There are other advantages beyond expertise that corporates can leverage from an IP, technology, and even legal perspective. Corporates own substantial portfolios of Intellectual Property that are barely leveraged. They also often build in-house technology solutions that can be repurposed for other uses (Start-ups, like Slack, frequently pivot to success in this way). Thinking creatively about how these assets can be applied to new markets and strategies can give new businesses a significant market advantage. And, despite the challenge of start-ups that are anti-regulatory, having a good relationship with regulators and deep legal knowledge of an industry is still critical for most new innovations.
Although the old school types of corporate power have been eroded, there are still ways that companies can use their size to support their ventures. One area that corporates often overlook is whether they can be the first anchor client for a new innovation. Securing a major contract with the core business can help to stabilize revenue forecasts, create trust in the industry, and build a sense of stability and momentum with investors.

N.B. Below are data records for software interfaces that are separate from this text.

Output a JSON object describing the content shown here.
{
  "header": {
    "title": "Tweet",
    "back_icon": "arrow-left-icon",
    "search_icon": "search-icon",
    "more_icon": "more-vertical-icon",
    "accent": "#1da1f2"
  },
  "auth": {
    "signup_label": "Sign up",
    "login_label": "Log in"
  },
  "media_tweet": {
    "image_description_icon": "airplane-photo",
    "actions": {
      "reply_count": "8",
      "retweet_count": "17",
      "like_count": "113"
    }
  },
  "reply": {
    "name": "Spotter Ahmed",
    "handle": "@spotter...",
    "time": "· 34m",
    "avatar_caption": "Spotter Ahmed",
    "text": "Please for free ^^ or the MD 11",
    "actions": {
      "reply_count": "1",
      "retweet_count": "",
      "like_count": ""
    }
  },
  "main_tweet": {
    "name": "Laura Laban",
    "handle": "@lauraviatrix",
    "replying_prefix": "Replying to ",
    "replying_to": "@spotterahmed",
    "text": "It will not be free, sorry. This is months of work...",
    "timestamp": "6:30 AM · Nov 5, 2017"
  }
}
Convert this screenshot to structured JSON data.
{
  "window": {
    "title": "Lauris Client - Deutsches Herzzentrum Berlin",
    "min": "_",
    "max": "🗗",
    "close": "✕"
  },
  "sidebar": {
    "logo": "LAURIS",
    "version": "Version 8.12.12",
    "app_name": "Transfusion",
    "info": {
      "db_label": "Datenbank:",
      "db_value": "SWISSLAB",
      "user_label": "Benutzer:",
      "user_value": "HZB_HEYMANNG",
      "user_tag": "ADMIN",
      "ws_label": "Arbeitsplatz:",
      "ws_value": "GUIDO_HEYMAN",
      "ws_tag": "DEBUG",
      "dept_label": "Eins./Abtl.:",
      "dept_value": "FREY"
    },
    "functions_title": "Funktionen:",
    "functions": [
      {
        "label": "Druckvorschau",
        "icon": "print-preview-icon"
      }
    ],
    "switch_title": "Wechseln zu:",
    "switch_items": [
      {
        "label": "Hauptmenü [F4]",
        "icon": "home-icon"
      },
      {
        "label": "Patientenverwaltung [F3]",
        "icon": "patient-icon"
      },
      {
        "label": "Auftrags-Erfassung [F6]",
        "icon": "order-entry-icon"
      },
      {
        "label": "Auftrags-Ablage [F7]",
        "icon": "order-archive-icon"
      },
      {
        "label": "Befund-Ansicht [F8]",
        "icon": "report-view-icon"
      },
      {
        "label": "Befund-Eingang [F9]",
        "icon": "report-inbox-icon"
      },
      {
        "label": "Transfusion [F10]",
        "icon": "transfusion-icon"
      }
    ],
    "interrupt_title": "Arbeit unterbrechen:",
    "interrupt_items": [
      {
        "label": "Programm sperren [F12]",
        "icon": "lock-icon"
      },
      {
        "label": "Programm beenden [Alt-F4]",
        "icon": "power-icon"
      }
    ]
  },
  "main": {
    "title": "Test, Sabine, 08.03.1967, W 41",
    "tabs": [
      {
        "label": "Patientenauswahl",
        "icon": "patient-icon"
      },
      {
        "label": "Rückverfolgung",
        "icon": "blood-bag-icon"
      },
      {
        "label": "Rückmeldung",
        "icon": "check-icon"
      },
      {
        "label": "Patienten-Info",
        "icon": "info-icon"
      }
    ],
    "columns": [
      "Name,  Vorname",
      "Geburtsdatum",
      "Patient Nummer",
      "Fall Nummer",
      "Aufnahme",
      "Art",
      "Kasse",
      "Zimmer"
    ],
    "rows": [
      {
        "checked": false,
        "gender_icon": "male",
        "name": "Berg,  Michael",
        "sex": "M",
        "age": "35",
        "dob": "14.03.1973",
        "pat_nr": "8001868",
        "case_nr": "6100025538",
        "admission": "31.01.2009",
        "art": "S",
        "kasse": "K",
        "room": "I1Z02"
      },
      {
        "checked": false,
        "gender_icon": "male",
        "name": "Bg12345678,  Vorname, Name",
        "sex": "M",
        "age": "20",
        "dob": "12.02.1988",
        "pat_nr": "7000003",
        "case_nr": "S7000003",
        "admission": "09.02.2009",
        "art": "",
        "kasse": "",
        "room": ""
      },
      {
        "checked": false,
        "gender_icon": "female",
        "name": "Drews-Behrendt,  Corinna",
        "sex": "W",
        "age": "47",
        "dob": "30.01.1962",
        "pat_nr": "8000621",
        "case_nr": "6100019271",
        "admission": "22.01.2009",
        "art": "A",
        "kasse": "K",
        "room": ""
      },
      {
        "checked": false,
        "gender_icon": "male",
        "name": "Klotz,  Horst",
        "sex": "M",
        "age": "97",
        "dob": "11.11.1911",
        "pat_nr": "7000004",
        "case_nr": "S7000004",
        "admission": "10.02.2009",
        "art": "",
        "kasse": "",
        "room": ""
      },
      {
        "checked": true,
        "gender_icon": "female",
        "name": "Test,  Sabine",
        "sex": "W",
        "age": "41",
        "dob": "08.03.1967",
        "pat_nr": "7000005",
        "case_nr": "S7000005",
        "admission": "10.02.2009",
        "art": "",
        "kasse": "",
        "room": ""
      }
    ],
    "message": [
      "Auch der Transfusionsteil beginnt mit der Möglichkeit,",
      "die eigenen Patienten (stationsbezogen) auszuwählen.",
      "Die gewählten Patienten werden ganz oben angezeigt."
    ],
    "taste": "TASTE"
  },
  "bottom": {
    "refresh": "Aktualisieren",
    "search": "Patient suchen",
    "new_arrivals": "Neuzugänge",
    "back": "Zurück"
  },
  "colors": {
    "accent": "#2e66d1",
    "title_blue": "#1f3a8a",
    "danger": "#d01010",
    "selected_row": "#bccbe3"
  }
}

It also has the added benefit of immediately adding value back to the corporate.
Corporates can also leverage their size to create partnerships that small ventures cannot. Having a corporate backer opens doors to conversations that would be difficult for an unknown start-up. Wright Partners has seen this effect with several of our ventures. In one case, a business platform for micro-entrepreneurs was able to secure credit and capital partners because it was backed by a global bank. In another, a HealthTech platform looking to incorporate IoT capabilities was able to engage device manufacturers in partnership conversations early on by leveraging their investor company.
Right to Win with Corporate Venture Building
The experiences mentioned above are a few of many we have had over the last two years, where a company is able to use Corporate Venture Building to embed unfair advantages into their innovation. We have developed our process specifically to help corporates identify their most powerful corporate assets, align on goals, and test these ideas in the market to get real-world proof.
As Wright Partners, we help our clients answer the three key questions of corporate innovation in a structured approach that leads to an Investable Venture, aligned with their goals, where all stakeholders have skin in the game:
- Discover — we start by identifying key corporate assets (Right to Win) while understanding the organization’s priorities and goals (Desire to Win)
- Design — we move quickly to a proof of concept to ensure that we can leverage the company’s assets to address a Solvable Market Problem (Right to Win) while giving our partners the evidence they need to build internal support and buy-in (Desire to Win)
- Build — With support secured, we move quickly into a build, test, & learn strategy, creating a venture where Wright, our corporate partner, and the founding team have an equity stake that keeps our interests and risks aligned. This structure also ensures that the venture is attractive to external ventures, giving the corporate multiple options for scaling in a cost-effective way (Path to Win)
Ultimately, the Wright model helps corporates answer the critical questions required to be successful in innovation, helping to reduce risks and costs while still moving and learning quickly.